Learners #3 and #4, high schoolers, needed assistance editing Spanish essays. Only ten sentences, but IN SPANISH! An hour later, though it felt like all afternoon, they were ready to move onto the concussion video (honestly it's called a course!) mandatory for their participation on the district high school sports team. I must admit, I was wondering how many students actually watch this "video".  My athletes wondered the same thing. We watched. Why? Because we have to sign a form saying we complied. A life lesson of integrity.

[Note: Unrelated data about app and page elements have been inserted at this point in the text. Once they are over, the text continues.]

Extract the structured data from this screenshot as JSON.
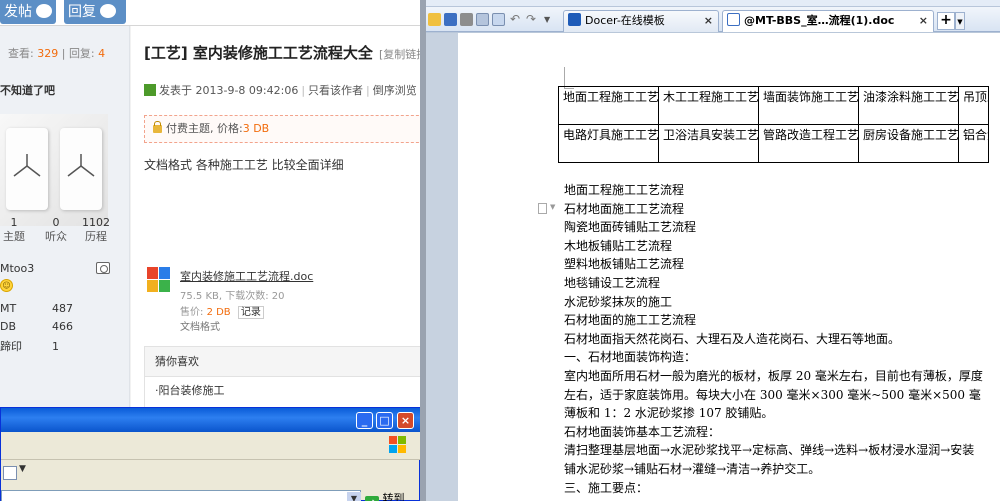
{
  "forum": {
    "top_buttons": {
      "post": "发帖",
      "reply": "回复"
    },
    "sidebar": {
      "stats_prefix_views": "查看:",
      "views": "329",
      "stats_sep": "|",
      "stats_prefix_replies": "回复:",
      "replies": "4",
      "user_name": "不知道了吧",
      "counts": [
        {
          "value": "1",
          "label": "主题"
        },
        {
          "value": "0",
          "label": "听众"
        },
        {
          "value": "1102",
          "label": "历程"
        }
      ],
      "author_id": "Mtoo3",
      "fields": [
        {
          "key": "MT",
          "value": "487"
        },
        {
          "key": "DB",
          "value": "466"
        },
        {
          "key": "蹄印",
          "value": "1"
        }
      ]
    },
    "post": {
      "title": "[工艺] 室内装修施工工艺流程大全",
      "copy_link": "[复制链接",
      "posted_at": "发表于 2013-9-8 09:42:06",
      "only_author": "只看该作者",
      "reverse": "倒序浏览",
      "paid_label": "付费主题, 价格:",
      "paid_price": "3 DB",
      "doc_description": "文档格式 各种施工工艺 比较全面详细"
    },
    "attachment": {
      "name": "室内装修施工工艺流程.doc",
      "size": "75.5 KB, 下载次数: 20",
      "price_label": "售价:",
      "price": "2 DB",
      "record": "记录",
      "format": "文档格式"
    },
    "guess": {
      "header": "猜你喜欢",
      "items": [
        "·阳台装修施工"
      ]
    }
  },
  "xp_window": {
    "buttons": {
      "minimize": "_",
      "maximize": "□",
      "close": "×"
    },
    "go_label": "转到"
  },
  "wps": {
    "tabs": [
      {
        "label": "Docer-在线模板",
        "close": "×"
      },
      {
        "label": "@MT-BBS_室…流程(1).doc",
        "close": "×"
      }
    ],
    "new_tab": "+",
    "table": [
      [
        "地面工程施工工艺流程",
        "木工工程施工工艺流程",
        "墙面装饰施工工艺流程",
        "油漆涂料施工工艺流程",
        "吊顶工艺流"
      ],
      [
        "电路灯具施工工艺流程",
        "卫浴洁具安装工艺流程",
        "管路改造工程工艺流程",
        "厨房设备施工工艺流程",
        "铝合金艺流程"
      ]
    ],
    "body": [
      "地面工程施工工艺流程",
      "石材地面施工工艺流程",
      "陶瓷地面砖铺贴工艺流程",
      "木地板铺贴工艺流程",
      "塑料地板铺贴工艺流程",
      "地毯铺设工艺流程",
      "水泥砂浆抹灰的施工",
      "石材地面的施工工艺流程",
      "石材地面指天然花岗石、大理石及人造花岗石、大理石等地面。",
      "一、石材地面装饰构造：",
      "室内地面所用石材一般为磨光的板材，板厚 20 毫米左右，目前也有薄板，厚度",
      "左右，适于家庭装饰用。每块大小在 300 毫米×300 毫米~500 毫米×500 毫",
      "薄板和 1：2 水泥砂浆掺 107 胶铺贴。",
      "石材地面装饰基本工艺流程：",
      "清扫整理基层地面→水泥砂浆找平→定标高、弹线→选料→板材浸水湿润→安装",
      "铺水泥砂浆→铺贴石材→灌缝→清洁→养护交工。",
      "三、施工要点："
    ]
  }
}
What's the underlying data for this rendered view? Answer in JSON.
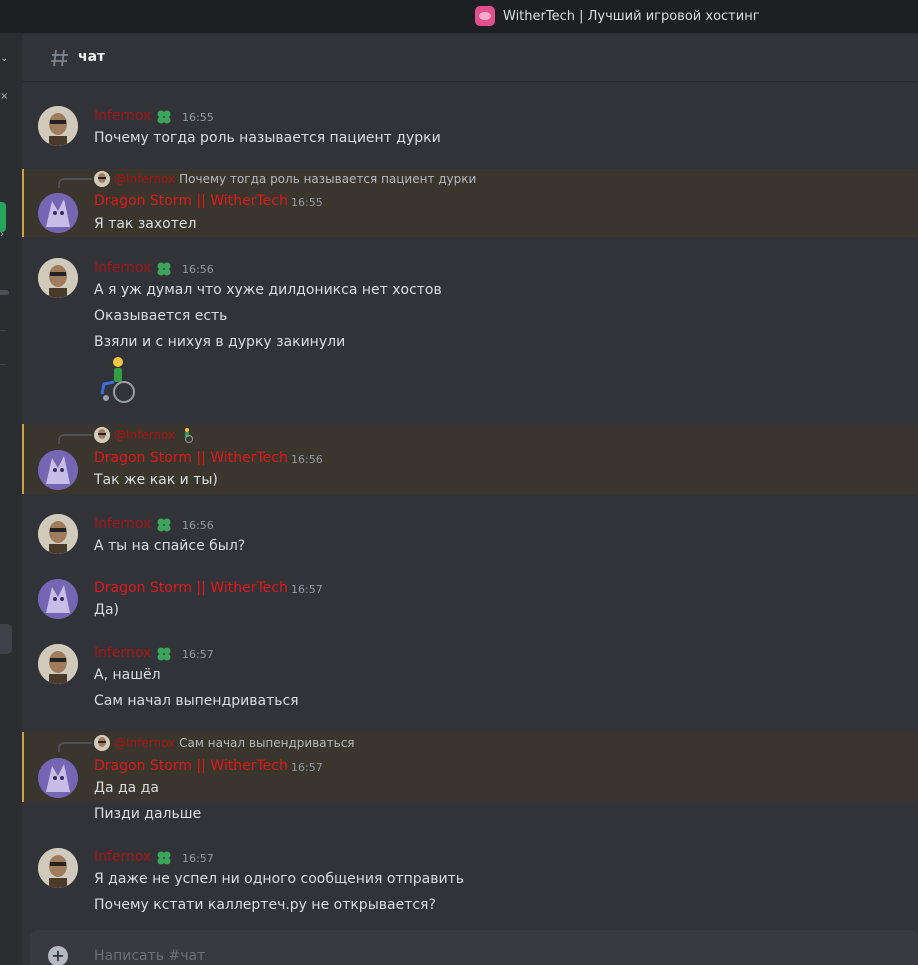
{
  "window": {
    "title": "WitherTech | Лучший игровой хостинг",
    "server_icon": "server-icon"
  },
  "channel": {
    "name": "чат",
    "icon": "hash-icon"
  },
  "colors": {
    "infernox": "#a81616",
    "dragon": "#e01919",
    "mention_bg": "#3a352d",
    "mention_bar": "#c9a24a",
    "badge": "#3ba55c"
  },
  "messages": [
    {
      "author": "Infernox",
      "time": "16:55",
      "lines": [
        "Почему тогда роль называется пациент дурки"
      ]
    },
    {
      "reply_to": {
        "name": "@Infernox",
        "text": "Почему тогда роль называется пациент дурки"
      },
      "author": "Dragon Storm || WitherTech",
      "time": "16:55",
      "lines": [
        "Я так захотел"
      ]
    },
    {
      "author": "Infernox",
      "time": "16:56",
      "lines": [
        "А я уж думал что хуже дилдоникса нет хостов",
        "Оказывается есть",
        "Взяли и с нихуя в дурку закинули"
      ],
      "sticker": "wheelchair-emoji"
    },
    {
      "reply_to": {
        "name": "@Infernox",
        "text": ""
      },
      "author": "Dragon Storm || WitherTech",
      "time": "16:56",
      "lines": [
        "Так же как и ты)"
      ]
    },
    {
      "author": "Infernox",
      "time": "16:56",
      "lines": [
        "А ты на спайсе был?"
      ]
    },
    {
      "author": "Dragon Storm || WitherTech",
      "time": "16:57",
      "lines": [
        "Да)"
      ]
    },
    {
      "author": "Infernox",
      "time": "16:57",
      "lines": [
        "А, нашёл",
        "Сам начал выпендриваться"
      ]
    },
    {
      "reply_to": {
        "name": "@Infernox",
        "text": "Сам начал выпендриваться"
      },
      "author": "Dragon Storm || WitherTech",
      "time": "16:57",
      "lines": [
        "Да да да"
      ]
    },
    {
      "lines": [
        "Пизди дальше"
      ]
    },
    {
      "author": "Infernox",
      "time": "16:57",
      "lines": [
        "Я даже не успел ни одного сообщения отправить",
        "Почему кстати каллертеч.ру не открывается?"
      ]
    }
  ],
  "composer": {
    "placeholder": "Написать #чат"
  }
}
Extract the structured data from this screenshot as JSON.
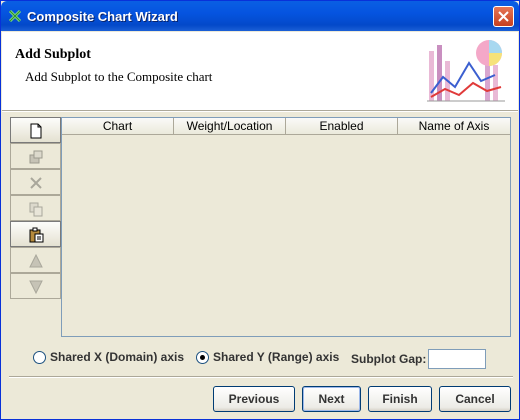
{
  "window": {
    "title": "Composite Chart Wizard",
    "app_icon": "wizard-icon",
    "close_icon": "close-icon"
  },
  "header": {
    "title": "Add Subplot",
    "subtitle": "Add Subplot to the Composite chart",
    "logo_icon": "chart-logo-icon"
  },
  "toolbar": {
    "buttons": [
      {
        "icon": "new-document-icon",
        "enabled": true
      },
      {
        "icon": "properties-icon",
        "enabled": false
      },
      {
        "icon": "delete-icon",
        "enabled": false
      },
      {
        "icon": "copy-icon",
        "enabled": false
      },
      {
        "icon": "paste-icon",
        "enabled": true
      },
      {
        "icon": "move-up-icon",
        "enabled": false
      },
      {
        "icon": "move-down-icon",
        "enabled": false
      }
    ]
  },
  "table": {
    "columns": [
      "Chart",
      "Weight/Location",
      "Enabled",
      "Name of Axis"
    ],
    "rows": []
  },
  "options": {
    "shared_x_label": "Shared X (Domain) axis",
    "shared_y_label": "Shared Y (Range) axis",
    "selected_axis": "shared_y",
    "subplot_gap_label": "Subplot Gap:",
    "subplot_gap_value": ""
  },
  "buttons": {
    "previous": "Previous",
    "next": "Next",
    "finish": "Finish",
    "cancel": "Cancel"
  },
  "colors": {
    "titlebar": "#0554e0",
    "dialog_bg": "#ece9d8",
    "header_bg": "#ffffff"
  }
}
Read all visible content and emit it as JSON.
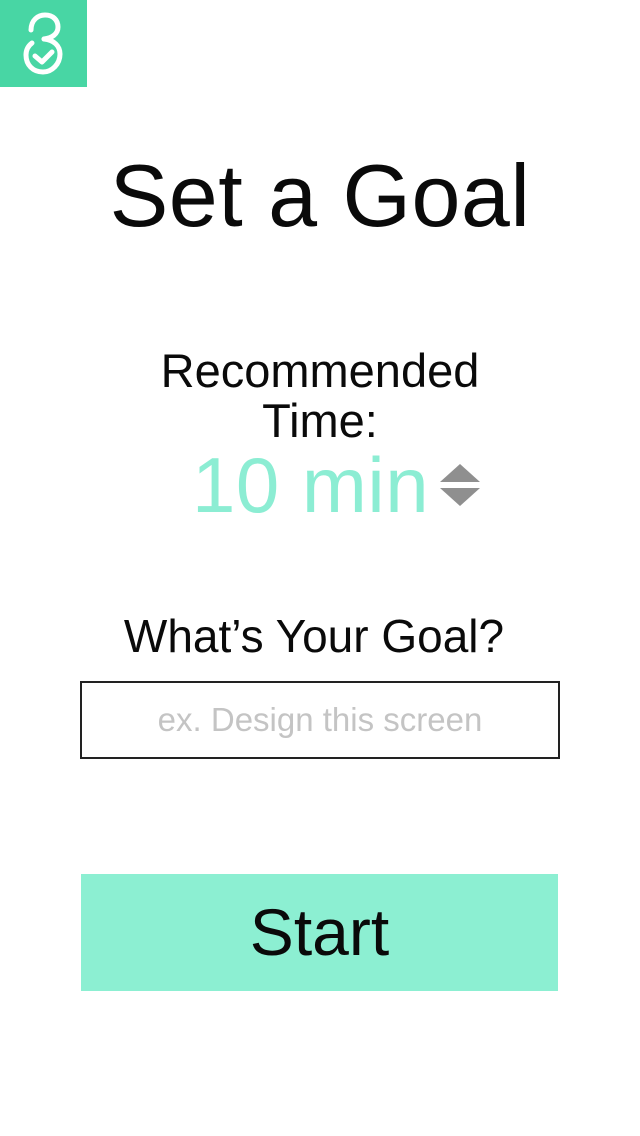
{
  "app": {
    "logo_icon": "app-logo-icon",
    "accent_color": "#48d6a4",
    "light_accent_color": "#8cefd2"
  },
  "header": {
    "title": "Set a Goal"
  },
  "recommended": {
    "label_line1": "Recommended",
    "label_line2": "Time:",
    "value": "10 min",
    "stepper_icon": "up-down-stepper-icon"
  },
  "goal": {
    "label": "What’s Your Goal?",
    "input_value": "",
    "input_placeholder": "ex. Design this screen"
  },
  "actions": {
    "start_label": "Start"
  }
}
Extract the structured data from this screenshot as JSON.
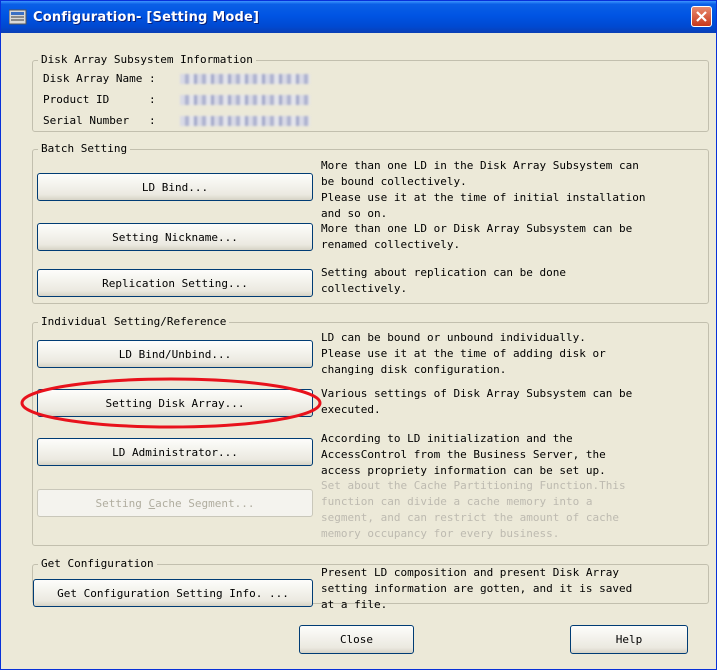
{
  "window": {
    "title": "Configuration- [Setting Mode]"
  },
  "disk_info": {
    "legend": "Disk Array Subsystem Information",
    "rows": [
      {
        "label": "Disk Array Name :"
      },
      {
        "label": "Product ID      :"
      },
      {
        "label": "Serial Number   :"
      }
    ]
  },
  "batch": {
    "legend": "Batch Setting",
    "ld_bind_label": "LD Bind...",
    "ld_bind_desc": "More than one LD in the Disk Array Subsystem can\nbe bound collectively.\nPlease use it at the time of initial installation\nand so on.",
    "nickname_label": "Setting Nickname...",
    "nickname_desc": "More than one LD or Disk Array Subsystem can be\nrenamed collectively.",
    "replication_label": "Replication Setting...",
    "replication_desc": "Setting about replication can be done\ncollectively."
  },
  "individual": {
    "legend": "Individual Setting/Reference",
    "ld_bind_unbind_label": "LD Bind/Unbind...",
    "ld_bind_unbind_desc": "LD can be bound or unbound individually.\nPlease use it at the time of adding disk or\nchanging disk configuration.",
    "disk_array_label": "Setting Disk Array...",
    "disk_array_desc": "Various settings of Disk Array Subsystem can be\nexecuted.",
    "ld_admin_label": "LD Administrator...",
    "ld_admin_desc": "According to LD initialization and the\nAccessControl from the Business Server, the\naccess propriety information can be set up.",
    "cache_label_pre": "Setting ",
    "cache_label_u": "C",
    "cache_label_post": "ache Segment...",
    "cache_desc": "Set about the Cache Partitioning Function.This\nfunction can divide a cache memory into a\nsegment, and can restrict the amount of cache\nmemory occupancy for every business."
  },
  "get_config": {
    "legend": "Get Configuration",
    "button_label": "Get Configuration Setting Info. ...",
    "desc": "Present LD composition and present Disk Array\nsetting information are gotten, and it is saved\nat a file."
  },
  "footer": {
    "close_label": "Close",
    "help_label": "Help"
  },
  "colors": {
    "titlebar": "#0054e3",
    "highlight_ellipse": "#e8121c",
    "dialog_bg": "#ece9d8"
  }
}
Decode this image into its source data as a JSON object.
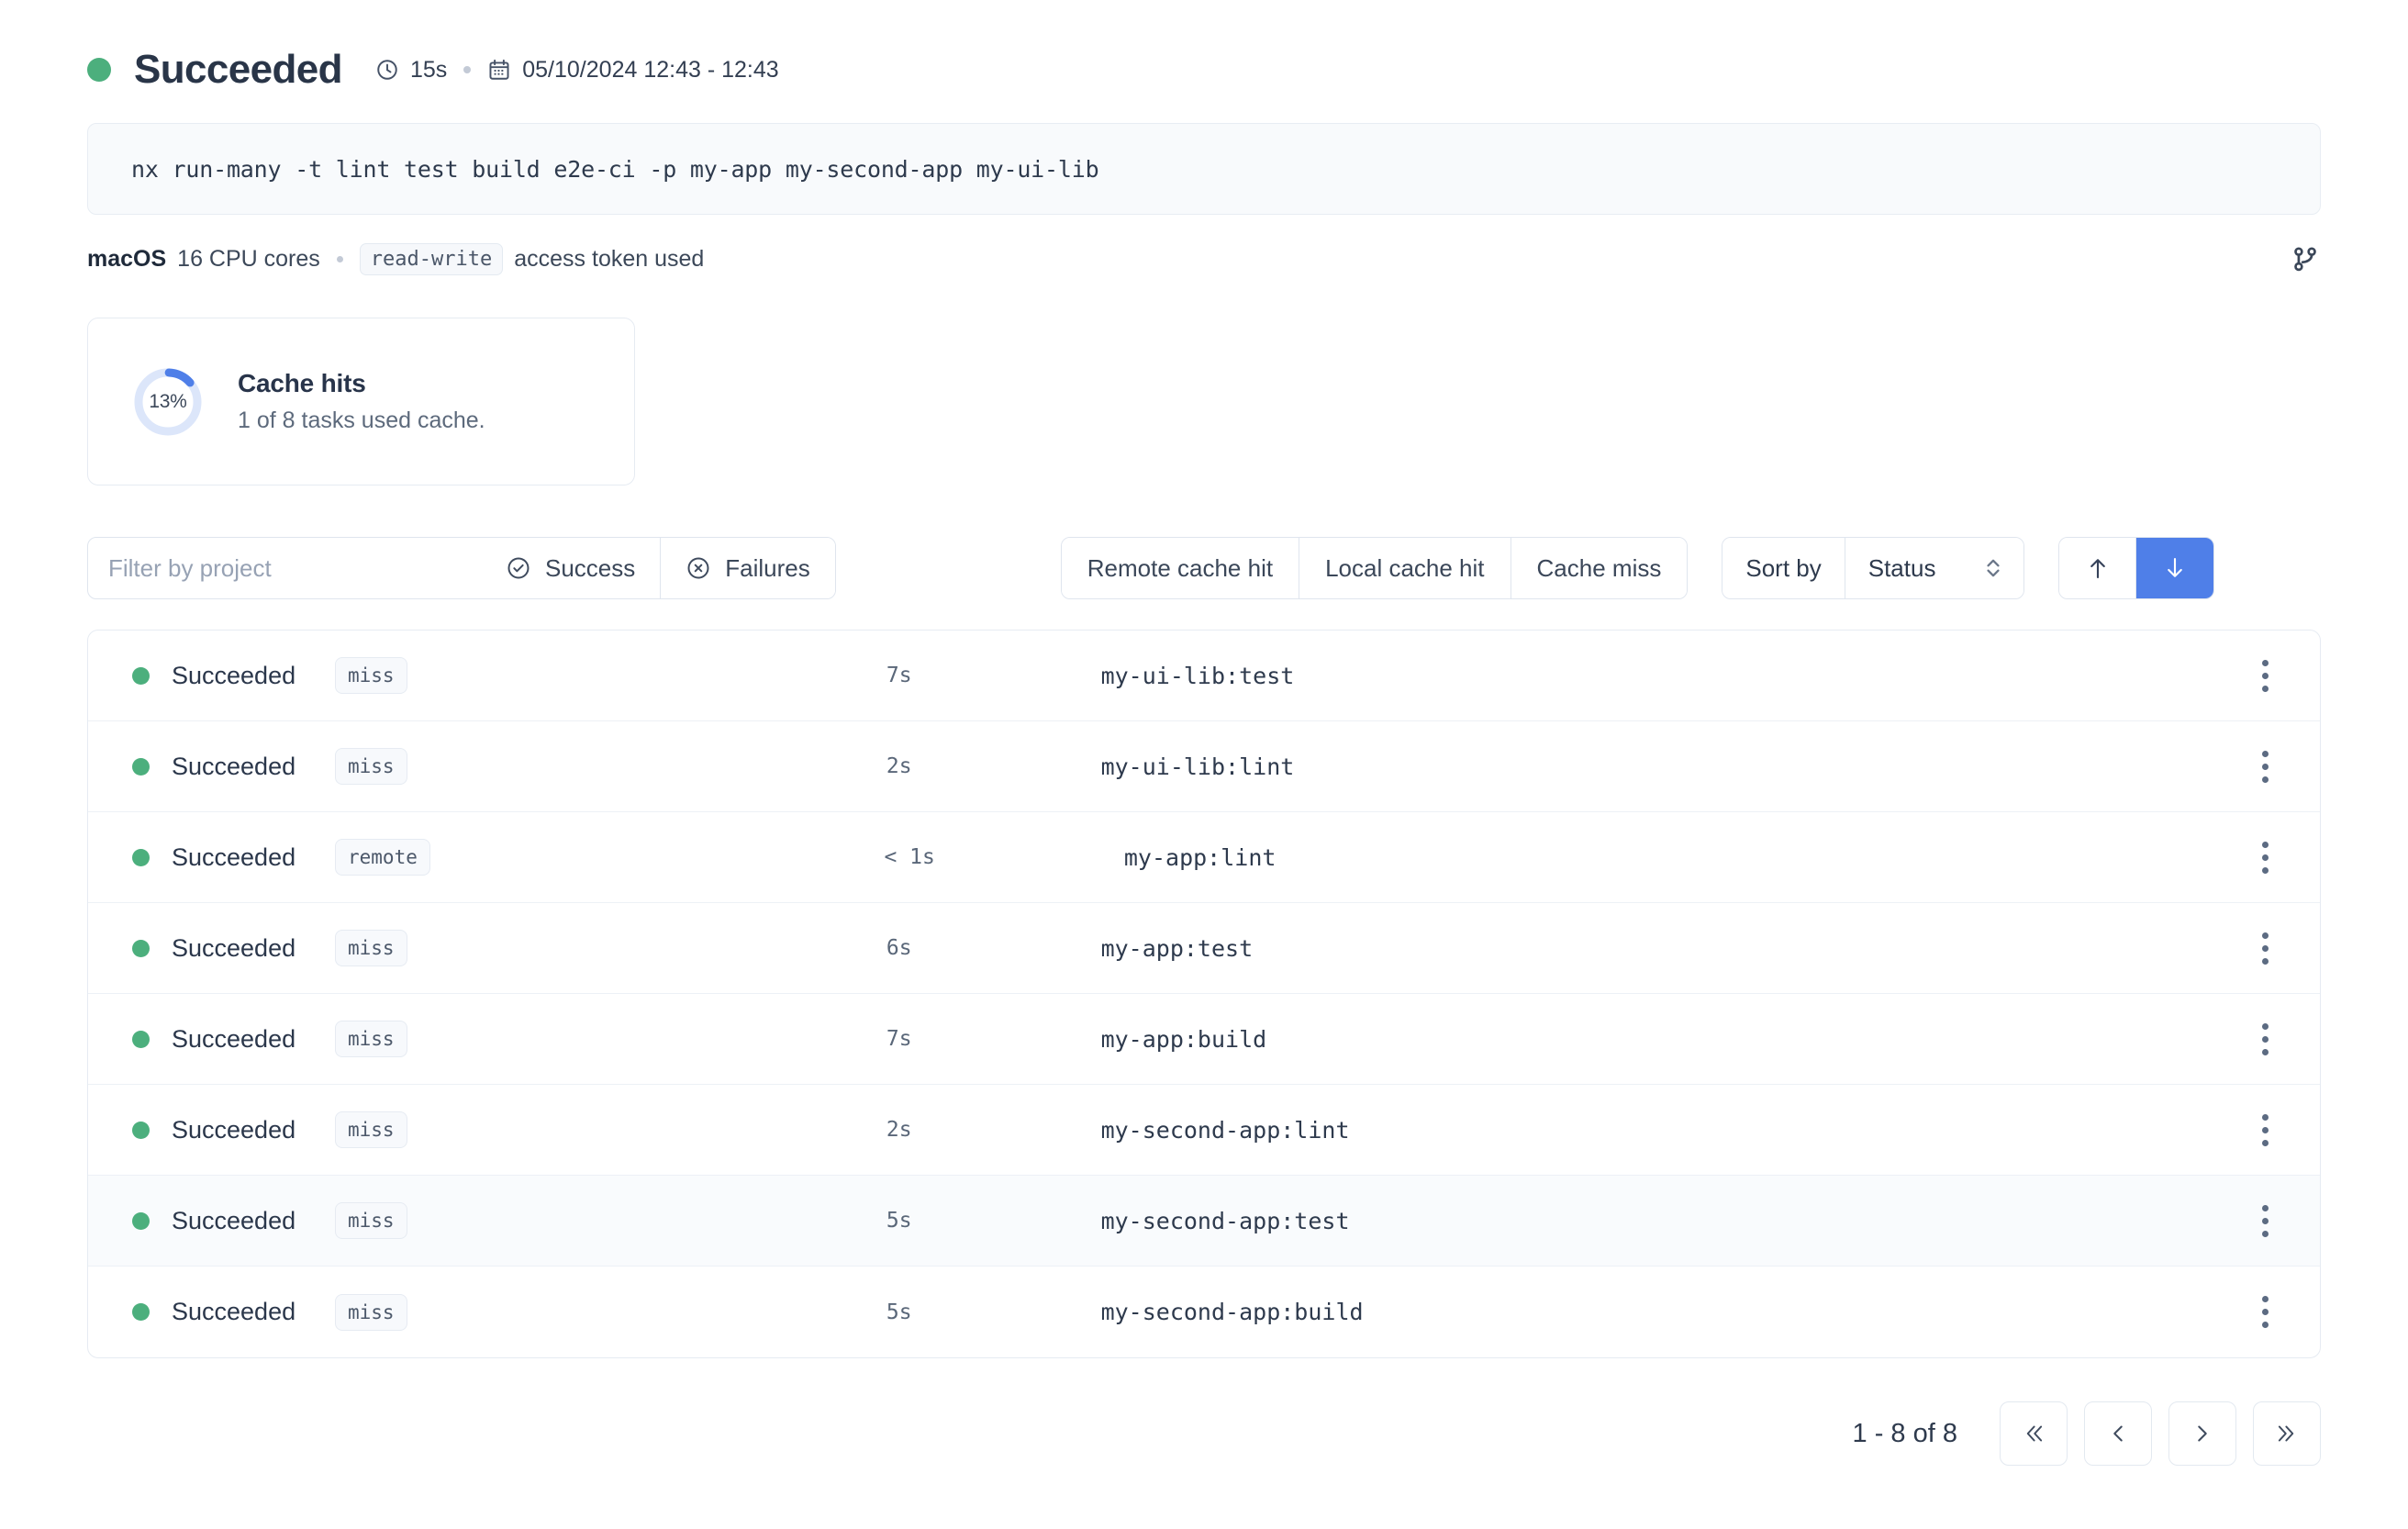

While editing Spanish essays there was another request for a snack, another question about a math problem, a "How do you spell?" request, the dryer buzzed, the baby needed a diaper change, dinner needed to be started. Should've used the Crock-pot, but it's our anniversary and I wanted to do something special. Phone chimes. Two text messages regarding the wedding our family will celebrate in a few short months. Oh, and the question about grad school (we have a learner filing application), and two high school transcripts to update for above mentioned athletes!

Those are just glimpses into a few hours of the day. There were several more with similar wrinkles.

How was your day? Many of us have days like this. 

To make it through the day, for it to be as successful as it could be, I had to keep perspective. I reminded myself to be intentional, moment by moment.

I had to work with the day instead of against it, even when there were more wrinkles than anticipated.

I was tempted to quit, to defer to the easier choice, but I knew the days ahead would be more difficult. Pay now or pay later. I pressed on.

The beginning of the year is like this (well, even days mid-year are like this sometimes) for home educators and for classroom educators. When I was a classroom teacher I remember wise words from a veteran teacher, "Hang in there and hang tough! If you give up early, ease up, the rest of the year will be even harder."

Yes, we read through the summer; even practiced a few math problems. But today was still a bit wrinkled.

It's okay. I am not alone. You are not alone. Many teachers, whether in the home or in the classroom are ironing out first week wrinkles, too!

Hang in there!